**Task:** Print all of the data exactly as written.

────────────────────────────────────────

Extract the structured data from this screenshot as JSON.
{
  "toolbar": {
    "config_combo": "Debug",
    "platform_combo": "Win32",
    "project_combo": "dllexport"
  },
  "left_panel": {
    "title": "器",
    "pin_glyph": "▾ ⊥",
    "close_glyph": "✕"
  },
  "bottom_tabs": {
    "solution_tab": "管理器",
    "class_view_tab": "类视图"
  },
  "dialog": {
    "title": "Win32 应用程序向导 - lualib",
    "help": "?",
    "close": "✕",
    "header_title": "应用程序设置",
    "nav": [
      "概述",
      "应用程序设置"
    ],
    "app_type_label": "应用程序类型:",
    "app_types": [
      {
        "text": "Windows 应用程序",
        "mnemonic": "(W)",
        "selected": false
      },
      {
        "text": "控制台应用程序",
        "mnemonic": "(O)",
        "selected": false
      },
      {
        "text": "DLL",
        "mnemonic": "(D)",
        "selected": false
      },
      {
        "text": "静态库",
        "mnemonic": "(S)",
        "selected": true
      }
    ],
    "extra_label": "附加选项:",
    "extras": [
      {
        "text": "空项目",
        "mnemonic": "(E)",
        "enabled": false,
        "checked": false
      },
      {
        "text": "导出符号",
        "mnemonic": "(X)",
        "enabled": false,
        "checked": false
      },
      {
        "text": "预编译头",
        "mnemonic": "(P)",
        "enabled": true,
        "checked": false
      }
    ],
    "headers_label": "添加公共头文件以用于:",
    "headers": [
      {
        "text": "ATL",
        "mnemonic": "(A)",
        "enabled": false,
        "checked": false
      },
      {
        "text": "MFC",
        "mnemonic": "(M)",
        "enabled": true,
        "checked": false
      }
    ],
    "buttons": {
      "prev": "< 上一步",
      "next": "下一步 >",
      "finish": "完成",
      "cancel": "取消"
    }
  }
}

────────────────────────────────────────

**Result:**
Extract the structured data from this screenshot as JSON.
{
  "toolbar": {
    "config_combo": "Debug",
    "platform_combo": "Win32",
    "project_combo": "dllexport"
  },
  "left_panel": {
    "title": "器",
    "pin_glyph": "▾ ⊥",
    "close_glyph": "✕"
  },
  "bottom_tabs": {
    "solution_tab": "管理器",
    "class_view_tab": "类视图"
  },
  "dialog": {
    "title": "Win32 应用程序向导 - lualib",
    "help": "?",
    "close": "✕",
    "header_title": "应用程序设置",
    "nav": [
      "概述",
      "应用程序设置"
    ],
    "app_type_label": "应用程序类型:",
    "app_types": [
      {
        "text": "Windows 应用程序",
        "mnemonic": "(W)",
        "selected": false
      },
      {
        "text": "控制台应用程序",
        "mnemonic": "(O)",
        "selected": false
      },
      {
        "text": "DLL",
        "mnemonic": "(D)",
        "selected": false
      },
      {
        "text": "静态库",
        "mnemonic": "(S)",
        "selected": true
      }
    ],
    "extra_label": "附加选项:",
    "extras": [
      {
        "text": "空项目",
        "mnemonic": "(E)",
        "enabled": false,
        "checked": false
      },
      {
        "text": "导出符号",
        "mnemonic": "(X)",
        "enabled": false,
        "checked": false
      },
      {
        "text": "预编译头",
        "mnemonic": "(P)",
        "enabled": true,
        "checked": false
      }
    ],
    "headers_label": "添加公共头文件以用于:",
    "headers": [
      {
        "text": "ATL",
        "mnemonic": "(A)",
        "enabled": false,
        "checked": false
      },
      {
        "text": "MFC",
        "mnemonic": "(M)",
        "enabled": true,
        "checked": false
      }
    ],
    "buttons": {
      "prev": "< 上一步",
      "next": "下一步 >",
      "finish": "完成",
      "cancel": "取消"
    }
  }
}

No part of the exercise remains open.